  31. Shah ZA, Ashraf M, Ishtiq C (2004) Comparative study on cultivation and yield performance of oyster mushroom (Pleurotus ostreatus) on different substrates (Wheat straw, leaves, sawdust). Pak J Nutri 3:158–160CrossRefGoogle Scholar
  32. Shakeel M, Ilyas M, Kazim M (2013) Evaluation of synthetic hexaploid wheats (derivative of durum wheats and Aegilops tauschii accessions) for studying genetic diversity using randomly amplified polymorphic DNA (RAPD) markers. Mol Biol Rep 40:21–26PubMedCrossRefGoogle Scholar
  33. Sibounnavong P, Cynthia CD, Kalaw SP, Reye RG, Soytong K (2008) Some species of macrofungi at Puncan, Carranglan, Nueva Ecija in the Philippines. J Agri Technol 4(2):105–115Google Scholar
  34. Tang LH, Xiao Y, Li L, Guo Q, Bian YB (2010) Analysis of genetic diversity among Chinese Auricularia auricular cultivars using combined ISSR and SRAP markers. Curr Microbiol 61:132–140PubMedCrossRefGoogle Scholar
  35. Trappe JM, Castellano MA (1991) Keys to genera of truffles (Ascomycetes). McIlvainea 10:47–65Google Scholar
  36. Tuckwell DS, Nicholson MJ, McSweeney CS, Theodorou MK, Brookman JL (2005) The rapid assignment of ruminal fungi to presumptive genera using ITS1 and ITS2 RNA secondary structures to produce group-specific fingerprints. Microbiology 151:1557–1567PubMedCrossRefGoogle Scholar
  37. Yin Y, Liu Y, Li H, Zhao S, Wang S, Liu Y, Wu D, Xu F (2014) Genetic diversity of Pleurotus pulmonarius revealed by RAPD, ISSR, and SRAP fingerprinting. Curr Microbiol 68:397–403PubMedCrossRefGoogle Scholar
  38. Zietkiewicz E, Rafalski A, Labuda D (1994) Genome fingerprinting by simple sequence repeat (SSR) – anchored polymerase chain reaction amplification. Genomics 20(2):176–183PubMedCrossRefGoogle Scholar

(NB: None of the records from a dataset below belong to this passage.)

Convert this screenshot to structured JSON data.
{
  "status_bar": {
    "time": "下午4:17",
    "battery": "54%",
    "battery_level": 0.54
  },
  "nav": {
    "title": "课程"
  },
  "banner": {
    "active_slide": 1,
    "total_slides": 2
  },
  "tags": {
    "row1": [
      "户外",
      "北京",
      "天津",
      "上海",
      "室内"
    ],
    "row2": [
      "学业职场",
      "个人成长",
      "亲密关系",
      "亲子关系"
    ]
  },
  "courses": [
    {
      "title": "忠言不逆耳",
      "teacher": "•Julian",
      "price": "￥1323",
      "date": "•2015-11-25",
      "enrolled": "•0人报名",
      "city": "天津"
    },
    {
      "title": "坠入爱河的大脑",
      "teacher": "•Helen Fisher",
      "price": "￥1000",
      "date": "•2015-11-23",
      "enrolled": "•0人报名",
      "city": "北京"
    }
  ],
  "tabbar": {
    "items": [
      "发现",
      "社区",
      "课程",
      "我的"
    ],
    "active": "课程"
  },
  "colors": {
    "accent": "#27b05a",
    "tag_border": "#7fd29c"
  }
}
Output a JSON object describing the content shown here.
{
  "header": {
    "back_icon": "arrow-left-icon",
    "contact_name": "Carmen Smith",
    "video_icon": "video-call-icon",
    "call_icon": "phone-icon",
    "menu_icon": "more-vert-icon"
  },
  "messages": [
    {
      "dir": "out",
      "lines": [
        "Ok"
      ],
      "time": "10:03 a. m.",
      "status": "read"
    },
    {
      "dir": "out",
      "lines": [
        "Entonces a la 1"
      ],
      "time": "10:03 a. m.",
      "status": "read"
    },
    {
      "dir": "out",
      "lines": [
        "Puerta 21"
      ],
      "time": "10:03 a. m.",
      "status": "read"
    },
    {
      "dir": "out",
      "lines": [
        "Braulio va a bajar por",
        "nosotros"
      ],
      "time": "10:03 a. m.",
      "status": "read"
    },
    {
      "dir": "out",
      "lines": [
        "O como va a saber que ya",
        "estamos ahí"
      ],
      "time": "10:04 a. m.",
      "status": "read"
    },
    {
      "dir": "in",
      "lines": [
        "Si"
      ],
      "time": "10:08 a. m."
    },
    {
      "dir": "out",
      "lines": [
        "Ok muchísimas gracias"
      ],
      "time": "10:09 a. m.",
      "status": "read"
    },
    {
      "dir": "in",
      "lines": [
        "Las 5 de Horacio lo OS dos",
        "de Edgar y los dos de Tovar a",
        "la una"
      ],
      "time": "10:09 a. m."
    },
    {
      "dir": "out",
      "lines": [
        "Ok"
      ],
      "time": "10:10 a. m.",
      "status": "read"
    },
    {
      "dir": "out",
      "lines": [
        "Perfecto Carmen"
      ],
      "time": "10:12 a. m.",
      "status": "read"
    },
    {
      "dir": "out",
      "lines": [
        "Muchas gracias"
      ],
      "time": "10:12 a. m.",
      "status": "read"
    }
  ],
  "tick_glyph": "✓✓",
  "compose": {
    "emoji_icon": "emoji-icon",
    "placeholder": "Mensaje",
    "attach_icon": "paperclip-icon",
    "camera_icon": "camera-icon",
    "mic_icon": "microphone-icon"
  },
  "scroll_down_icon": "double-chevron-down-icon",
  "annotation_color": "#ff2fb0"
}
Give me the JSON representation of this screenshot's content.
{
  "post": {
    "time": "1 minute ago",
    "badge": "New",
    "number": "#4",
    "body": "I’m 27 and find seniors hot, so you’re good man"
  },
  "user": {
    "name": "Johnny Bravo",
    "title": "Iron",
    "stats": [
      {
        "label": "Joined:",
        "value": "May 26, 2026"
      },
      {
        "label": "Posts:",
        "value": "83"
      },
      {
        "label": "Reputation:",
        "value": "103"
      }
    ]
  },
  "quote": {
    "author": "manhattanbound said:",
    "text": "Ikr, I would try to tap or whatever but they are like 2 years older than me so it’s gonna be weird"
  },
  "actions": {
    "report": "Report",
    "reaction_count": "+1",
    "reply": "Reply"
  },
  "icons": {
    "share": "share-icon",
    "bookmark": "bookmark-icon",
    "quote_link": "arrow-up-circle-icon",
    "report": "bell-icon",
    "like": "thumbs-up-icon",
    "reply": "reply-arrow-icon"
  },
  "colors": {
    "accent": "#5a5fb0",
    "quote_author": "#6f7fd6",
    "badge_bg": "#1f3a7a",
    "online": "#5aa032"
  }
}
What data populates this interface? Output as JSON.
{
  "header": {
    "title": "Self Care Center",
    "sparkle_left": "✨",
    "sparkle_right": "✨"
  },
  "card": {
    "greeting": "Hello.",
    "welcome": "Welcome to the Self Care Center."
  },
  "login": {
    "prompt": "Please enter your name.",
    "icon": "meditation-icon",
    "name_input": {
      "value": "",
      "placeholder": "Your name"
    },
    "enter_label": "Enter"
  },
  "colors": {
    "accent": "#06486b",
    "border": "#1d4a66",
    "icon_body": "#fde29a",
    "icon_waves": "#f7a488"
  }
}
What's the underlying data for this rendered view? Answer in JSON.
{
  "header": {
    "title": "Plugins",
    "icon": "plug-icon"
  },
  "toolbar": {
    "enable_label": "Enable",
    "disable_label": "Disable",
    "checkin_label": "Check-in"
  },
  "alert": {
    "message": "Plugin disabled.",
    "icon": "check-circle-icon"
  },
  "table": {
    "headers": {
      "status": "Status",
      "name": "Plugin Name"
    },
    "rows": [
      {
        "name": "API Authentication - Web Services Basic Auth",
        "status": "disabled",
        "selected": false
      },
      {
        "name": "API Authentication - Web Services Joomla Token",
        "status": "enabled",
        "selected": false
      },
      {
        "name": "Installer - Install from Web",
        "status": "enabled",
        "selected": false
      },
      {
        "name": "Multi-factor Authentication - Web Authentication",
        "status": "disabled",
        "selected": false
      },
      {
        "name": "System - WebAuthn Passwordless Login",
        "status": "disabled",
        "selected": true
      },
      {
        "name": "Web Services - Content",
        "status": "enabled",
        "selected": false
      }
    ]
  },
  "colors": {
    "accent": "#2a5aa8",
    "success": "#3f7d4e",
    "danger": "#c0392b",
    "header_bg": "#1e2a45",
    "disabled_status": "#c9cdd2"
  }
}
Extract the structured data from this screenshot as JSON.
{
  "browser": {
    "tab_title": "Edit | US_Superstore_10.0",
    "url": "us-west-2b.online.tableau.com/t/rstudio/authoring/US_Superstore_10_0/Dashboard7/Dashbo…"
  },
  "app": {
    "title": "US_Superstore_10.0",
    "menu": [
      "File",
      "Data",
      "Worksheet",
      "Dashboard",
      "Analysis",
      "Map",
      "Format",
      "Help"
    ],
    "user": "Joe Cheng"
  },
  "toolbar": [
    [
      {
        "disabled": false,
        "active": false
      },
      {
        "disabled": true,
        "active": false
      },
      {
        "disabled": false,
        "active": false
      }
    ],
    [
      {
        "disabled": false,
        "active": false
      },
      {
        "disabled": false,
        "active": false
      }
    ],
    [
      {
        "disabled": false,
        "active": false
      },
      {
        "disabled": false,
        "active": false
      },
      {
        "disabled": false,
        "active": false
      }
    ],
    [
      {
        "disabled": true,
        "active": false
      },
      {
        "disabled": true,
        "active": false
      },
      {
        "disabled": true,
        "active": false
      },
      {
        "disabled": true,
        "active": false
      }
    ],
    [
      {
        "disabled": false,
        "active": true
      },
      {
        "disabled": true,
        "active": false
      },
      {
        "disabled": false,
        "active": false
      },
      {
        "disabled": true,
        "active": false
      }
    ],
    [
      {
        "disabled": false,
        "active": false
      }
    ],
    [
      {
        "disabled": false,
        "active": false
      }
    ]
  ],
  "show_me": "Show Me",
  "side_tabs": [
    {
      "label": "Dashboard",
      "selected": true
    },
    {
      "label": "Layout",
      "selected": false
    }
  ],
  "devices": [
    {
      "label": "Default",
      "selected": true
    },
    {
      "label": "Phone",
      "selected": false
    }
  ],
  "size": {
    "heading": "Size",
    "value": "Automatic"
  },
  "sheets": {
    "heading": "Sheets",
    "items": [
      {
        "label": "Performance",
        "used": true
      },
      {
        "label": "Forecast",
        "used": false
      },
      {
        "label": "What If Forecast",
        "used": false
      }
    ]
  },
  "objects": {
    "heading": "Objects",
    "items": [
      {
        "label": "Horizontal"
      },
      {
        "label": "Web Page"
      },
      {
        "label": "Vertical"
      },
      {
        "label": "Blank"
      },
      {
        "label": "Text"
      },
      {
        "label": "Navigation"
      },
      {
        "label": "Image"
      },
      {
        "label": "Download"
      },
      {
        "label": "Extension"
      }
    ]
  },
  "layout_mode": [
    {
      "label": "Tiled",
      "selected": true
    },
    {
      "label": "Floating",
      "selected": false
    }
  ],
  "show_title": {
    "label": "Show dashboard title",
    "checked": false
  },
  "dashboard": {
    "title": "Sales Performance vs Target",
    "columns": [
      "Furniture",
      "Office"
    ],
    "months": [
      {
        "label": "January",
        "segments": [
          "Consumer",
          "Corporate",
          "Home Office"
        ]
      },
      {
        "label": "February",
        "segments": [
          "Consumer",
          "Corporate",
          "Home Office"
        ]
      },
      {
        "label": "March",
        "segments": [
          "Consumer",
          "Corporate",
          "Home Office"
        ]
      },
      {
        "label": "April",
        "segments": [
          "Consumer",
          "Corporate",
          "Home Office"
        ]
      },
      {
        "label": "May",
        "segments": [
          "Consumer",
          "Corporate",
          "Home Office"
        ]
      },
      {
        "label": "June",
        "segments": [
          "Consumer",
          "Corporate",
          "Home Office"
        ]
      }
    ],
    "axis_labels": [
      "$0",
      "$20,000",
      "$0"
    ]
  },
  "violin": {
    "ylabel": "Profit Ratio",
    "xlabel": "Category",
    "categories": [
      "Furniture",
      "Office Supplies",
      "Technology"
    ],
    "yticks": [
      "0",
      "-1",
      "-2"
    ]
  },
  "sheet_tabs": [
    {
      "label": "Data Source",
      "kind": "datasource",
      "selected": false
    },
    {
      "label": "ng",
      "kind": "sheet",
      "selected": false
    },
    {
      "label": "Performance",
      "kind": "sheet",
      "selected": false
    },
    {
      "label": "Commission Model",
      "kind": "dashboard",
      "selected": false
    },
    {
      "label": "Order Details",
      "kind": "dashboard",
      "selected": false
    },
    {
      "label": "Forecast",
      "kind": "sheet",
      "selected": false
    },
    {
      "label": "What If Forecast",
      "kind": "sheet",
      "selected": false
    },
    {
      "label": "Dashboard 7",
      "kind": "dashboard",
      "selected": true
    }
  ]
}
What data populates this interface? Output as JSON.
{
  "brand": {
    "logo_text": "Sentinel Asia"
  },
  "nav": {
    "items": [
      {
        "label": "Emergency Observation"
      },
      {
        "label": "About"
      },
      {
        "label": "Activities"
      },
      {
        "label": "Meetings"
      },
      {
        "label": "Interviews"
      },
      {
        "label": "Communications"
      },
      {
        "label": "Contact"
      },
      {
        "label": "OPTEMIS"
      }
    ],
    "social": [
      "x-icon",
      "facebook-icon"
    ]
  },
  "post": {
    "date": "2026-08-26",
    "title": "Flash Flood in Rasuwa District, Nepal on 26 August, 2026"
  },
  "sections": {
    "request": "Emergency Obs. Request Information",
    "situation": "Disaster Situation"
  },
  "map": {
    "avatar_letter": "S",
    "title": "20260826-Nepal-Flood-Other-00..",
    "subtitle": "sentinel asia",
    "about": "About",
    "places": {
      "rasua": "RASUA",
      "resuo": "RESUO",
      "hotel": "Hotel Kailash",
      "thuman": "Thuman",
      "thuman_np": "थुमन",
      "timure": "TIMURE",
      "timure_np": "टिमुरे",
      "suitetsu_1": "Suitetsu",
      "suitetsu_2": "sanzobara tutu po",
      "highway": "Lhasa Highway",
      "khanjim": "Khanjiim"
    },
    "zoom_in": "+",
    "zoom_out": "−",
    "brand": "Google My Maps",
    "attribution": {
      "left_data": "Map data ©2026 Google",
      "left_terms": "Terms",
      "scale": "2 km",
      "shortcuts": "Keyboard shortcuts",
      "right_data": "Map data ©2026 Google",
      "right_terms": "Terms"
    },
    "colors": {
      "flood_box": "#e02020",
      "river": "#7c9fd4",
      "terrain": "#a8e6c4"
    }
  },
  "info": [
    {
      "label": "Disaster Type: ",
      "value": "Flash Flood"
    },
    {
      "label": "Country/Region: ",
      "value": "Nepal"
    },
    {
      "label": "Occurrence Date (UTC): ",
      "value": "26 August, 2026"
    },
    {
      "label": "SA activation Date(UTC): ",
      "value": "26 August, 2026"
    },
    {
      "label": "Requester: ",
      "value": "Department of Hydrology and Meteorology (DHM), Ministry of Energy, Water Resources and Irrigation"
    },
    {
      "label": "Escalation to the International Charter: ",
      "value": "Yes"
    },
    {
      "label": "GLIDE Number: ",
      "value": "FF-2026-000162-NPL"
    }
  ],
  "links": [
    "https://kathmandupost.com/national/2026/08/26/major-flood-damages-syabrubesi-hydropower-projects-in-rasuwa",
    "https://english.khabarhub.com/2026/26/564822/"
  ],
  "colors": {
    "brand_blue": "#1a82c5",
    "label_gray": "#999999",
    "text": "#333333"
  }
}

Copyright information

© Springer Nature Switzerland AG 2018

Authors and Affiliations

  • Lallawmsanga
    • 1
  • Ajit Kumar Passari
    • 1
  • Bhim Pratap Singh
    • 1
    Email author
  1. 1.Molecular Microbiology and Systematics Laboratory, Department of BiotechnologyMizoram UniversityAizawlIndia

Personalised recommendations